A new study suggests the use of Closantel, an old drug used to treat liver fluke in sheep and cattle, in fighting river blindness. River blindness has become a major cause of infection-related blindness in humans.
River blindness is caused by thread-like filarial nematode worms, Onchocerca volvulus, which are transmitted among humans through the bite of a black fly.
The nematodes then multiply and spread throughout the body. When they die, they cause a strong immune system response that can destroy surrounding tissue, including that of the eye.
Currently, the only drug available for mass treatment of river blindness is ivermectin, and it now appears that resistance to that drug is emerging.
This creates a critical need to identify new drug targets and agents that can effectively treat the disease.
The new research by scientists at The Scripps Research Institute has shown that clostanel has the potential to inhibit the molting process of the parasite that causes the disease.

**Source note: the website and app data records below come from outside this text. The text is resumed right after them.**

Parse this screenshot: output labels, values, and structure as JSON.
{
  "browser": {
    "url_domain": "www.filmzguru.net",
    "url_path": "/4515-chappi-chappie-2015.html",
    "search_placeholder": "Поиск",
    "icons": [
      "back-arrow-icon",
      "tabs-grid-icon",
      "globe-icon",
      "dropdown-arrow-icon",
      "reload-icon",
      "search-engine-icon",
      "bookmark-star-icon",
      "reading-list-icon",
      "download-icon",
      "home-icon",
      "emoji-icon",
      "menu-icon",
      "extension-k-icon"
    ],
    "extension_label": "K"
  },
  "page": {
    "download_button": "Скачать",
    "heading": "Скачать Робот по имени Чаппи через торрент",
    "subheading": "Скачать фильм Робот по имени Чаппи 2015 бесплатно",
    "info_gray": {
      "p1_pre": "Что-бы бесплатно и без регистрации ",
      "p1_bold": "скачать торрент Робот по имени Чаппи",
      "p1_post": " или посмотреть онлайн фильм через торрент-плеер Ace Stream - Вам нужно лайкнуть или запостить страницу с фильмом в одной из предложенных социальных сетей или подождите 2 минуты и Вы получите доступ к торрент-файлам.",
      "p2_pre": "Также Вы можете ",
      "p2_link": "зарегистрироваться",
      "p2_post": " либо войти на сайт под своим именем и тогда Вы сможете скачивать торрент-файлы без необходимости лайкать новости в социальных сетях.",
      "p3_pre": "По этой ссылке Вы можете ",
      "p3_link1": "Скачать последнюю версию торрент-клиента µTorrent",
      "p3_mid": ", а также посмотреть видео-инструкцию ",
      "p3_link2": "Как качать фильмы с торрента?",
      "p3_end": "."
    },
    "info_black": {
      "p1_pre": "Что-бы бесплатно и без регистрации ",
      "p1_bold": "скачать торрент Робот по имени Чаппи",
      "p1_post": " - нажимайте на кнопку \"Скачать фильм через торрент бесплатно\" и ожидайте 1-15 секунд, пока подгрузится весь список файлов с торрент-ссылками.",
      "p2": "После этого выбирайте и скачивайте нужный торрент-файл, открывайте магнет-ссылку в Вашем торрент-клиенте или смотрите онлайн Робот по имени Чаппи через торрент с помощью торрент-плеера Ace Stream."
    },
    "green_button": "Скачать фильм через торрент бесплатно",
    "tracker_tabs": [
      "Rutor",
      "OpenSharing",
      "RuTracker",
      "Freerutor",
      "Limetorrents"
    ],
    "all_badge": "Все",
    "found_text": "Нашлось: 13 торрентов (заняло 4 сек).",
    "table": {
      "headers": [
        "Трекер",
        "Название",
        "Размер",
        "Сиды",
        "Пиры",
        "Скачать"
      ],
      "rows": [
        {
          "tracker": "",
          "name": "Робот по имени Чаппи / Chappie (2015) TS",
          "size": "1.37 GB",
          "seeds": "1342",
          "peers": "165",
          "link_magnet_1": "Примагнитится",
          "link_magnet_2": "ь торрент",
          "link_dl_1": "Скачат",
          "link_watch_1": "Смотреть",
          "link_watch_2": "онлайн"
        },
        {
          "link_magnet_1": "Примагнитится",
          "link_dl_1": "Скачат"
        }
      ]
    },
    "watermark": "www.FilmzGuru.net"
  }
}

"We think this finding holds terrific potential for the treatment of river blindness, one of 13 recognized neglected tropical diseases," said Scripps Research postdoctoral fellow Christian Gloeckner, the first author of the study.
The study is scheduled for publication in an advance, online Early Edition of the journal Proceedings of the National Academy of Sciences (PNAS) during the week of February 8, 2010.